**PROBLEM:**
Using the listing below, work out how many lines include the word "this". Only the number is to be given.
[INFORMATION GIVEN Boundary: Start]
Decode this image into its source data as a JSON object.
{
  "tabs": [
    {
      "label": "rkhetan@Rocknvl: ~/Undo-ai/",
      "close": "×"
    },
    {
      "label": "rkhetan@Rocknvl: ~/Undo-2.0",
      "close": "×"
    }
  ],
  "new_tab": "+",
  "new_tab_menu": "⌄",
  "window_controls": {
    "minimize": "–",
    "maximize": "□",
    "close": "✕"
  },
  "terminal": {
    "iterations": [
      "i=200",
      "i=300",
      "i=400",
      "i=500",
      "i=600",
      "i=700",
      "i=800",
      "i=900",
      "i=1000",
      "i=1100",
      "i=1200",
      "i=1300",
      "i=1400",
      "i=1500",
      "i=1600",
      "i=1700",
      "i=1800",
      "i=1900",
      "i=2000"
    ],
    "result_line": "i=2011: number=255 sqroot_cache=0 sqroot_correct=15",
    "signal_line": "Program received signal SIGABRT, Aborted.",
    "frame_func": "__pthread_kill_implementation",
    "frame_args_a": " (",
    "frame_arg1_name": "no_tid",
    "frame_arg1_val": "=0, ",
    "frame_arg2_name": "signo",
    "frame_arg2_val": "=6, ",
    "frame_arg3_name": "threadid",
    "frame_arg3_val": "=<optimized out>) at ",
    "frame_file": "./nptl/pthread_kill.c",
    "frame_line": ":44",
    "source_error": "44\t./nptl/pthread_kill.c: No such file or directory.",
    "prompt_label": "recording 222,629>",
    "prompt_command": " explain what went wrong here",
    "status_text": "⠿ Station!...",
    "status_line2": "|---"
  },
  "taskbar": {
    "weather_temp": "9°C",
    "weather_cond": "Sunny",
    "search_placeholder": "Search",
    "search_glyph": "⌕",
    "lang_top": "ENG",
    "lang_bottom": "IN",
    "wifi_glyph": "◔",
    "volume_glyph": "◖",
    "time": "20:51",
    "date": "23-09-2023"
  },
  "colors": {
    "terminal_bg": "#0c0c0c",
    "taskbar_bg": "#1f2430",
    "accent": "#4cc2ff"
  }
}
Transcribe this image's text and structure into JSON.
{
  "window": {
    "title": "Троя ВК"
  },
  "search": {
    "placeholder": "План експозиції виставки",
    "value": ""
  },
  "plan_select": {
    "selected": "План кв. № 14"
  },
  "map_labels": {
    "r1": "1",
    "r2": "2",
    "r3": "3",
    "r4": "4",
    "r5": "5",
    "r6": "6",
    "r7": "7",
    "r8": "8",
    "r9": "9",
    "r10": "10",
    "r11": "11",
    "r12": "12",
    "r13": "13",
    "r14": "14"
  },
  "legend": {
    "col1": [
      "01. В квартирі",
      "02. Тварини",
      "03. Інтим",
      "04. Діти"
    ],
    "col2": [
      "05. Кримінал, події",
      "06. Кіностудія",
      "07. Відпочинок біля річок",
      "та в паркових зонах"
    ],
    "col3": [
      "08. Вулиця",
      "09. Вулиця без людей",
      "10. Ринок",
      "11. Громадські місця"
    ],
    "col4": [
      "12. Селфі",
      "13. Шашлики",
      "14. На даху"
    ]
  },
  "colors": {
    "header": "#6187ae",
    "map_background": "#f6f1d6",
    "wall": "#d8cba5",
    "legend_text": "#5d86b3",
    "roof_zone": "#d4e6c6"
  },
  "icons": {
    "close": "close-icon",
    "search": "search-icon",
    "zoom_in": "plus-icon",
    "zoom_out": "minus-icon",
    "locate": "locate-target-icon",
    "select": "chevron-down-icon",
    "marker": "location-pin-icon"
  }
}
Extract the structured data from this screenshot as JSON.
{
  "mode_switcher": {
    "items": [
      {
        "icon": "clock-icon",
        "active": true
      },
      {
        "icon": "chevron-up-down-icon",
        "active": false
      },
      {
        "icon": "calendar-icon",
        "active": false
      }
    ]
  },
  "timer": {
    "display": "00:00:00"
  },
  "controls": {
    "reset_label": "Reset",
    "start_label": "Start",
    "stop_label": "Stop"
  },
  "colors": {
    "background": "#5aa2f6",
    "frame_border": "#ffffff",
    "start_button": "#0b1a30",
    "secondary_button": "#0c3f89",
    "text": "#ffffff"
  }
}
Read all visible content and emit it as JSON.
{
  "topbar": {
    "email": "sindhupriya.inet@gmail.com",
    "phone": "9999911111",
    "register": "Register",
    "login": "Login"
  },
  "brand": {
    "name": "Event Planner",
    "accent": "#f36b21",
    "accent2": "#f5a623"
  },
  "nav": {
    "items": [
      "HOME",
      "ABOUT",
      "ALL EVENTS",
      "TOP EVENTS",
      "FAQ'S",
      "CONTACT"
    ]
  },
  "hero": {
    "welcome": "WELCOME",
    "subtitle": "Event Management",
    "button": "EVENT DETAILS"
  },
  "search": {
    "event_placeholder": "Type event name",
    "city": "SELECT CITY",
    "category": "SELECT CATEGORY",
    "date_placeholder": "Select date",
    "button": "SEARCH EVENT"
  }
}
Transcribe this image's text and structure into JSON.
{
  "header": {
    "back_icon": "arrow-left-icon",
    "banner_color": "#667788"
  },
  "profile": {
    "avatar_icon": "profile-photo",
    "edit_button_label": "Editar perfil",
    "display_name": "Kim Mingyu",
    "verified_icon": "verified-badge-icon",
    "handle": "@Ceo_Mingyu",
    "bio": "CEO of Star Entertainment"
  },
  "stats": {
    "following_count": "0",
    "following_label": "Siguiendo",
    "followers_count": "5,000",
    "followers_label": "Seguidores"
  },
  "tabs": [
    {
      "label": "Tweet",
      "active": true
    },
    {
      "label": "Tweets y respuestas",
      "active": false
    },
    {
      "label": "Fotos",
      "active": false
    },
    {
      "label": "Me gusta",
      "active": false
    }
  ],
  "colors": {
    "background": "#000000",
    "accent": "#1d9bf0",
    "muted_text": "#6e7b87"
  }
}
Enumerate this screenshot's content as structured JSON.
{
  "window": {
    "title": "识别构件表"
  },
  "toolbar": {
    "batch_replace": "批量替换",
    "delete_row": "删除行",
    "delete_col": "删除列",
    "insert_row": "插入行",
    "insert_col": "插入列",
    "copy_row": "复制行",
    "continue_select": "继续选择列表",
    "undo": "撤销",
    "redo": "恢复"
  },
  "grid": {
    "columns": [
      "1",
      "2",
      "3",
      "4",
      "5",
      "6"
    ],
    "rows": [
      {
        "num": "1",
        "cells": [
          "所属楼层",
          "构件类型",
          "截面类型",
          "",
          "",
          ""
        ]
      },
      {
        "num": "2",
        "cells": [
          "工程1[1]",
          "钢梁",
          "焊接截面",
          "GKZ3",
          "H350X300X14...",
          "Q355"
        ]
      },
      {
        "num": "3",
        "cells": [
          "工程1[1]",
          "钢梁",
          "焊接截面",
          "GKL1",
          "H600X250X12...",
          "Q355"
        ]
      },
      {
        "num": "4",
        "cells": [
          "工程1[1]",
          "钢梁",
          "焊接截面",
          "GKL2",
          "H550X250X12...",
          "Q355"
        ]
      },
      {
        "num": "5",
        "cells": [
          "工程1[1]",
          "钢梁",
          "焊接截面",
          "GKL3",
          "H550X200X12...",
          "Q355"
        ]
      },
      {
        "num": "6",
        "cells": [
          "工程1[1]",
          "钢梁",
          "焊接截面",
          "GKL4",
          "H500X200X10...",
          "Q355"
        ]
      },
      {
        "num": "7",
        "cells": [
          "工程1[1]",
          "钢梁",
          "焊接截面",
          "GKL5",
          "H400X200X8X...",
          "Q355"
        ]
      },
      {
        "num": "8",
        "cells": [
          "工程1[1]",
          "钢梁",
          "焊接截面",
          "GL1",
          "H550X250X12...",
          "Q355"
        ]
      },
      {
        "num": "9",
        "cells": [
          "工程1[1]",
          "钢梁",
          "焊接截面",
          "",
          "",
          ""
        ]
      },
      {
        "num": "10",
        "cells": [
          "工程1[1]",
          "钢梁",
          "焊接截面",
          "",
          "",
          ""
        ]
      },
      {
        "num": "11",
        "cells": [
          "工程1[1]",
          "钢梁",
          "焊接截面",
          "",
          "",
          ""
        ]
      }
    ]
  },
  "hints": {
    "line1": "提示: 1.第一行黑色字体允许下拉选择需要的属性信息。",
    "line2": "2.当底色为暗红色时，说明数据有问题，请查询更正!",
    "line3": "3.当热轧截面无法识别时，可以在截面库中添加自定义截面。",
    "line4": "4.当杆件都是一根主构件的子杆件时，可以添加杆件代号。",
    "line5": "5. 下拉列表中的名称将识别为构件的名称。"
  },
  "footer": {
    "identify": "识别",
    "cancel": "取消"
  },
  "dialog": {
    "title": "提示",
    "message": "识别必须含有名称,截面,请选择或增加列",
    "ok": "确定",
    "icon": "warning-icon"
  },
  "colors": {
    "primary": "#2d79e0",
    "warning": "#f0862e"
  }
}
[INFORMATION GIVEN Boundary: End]
**TASK RESULT:**
5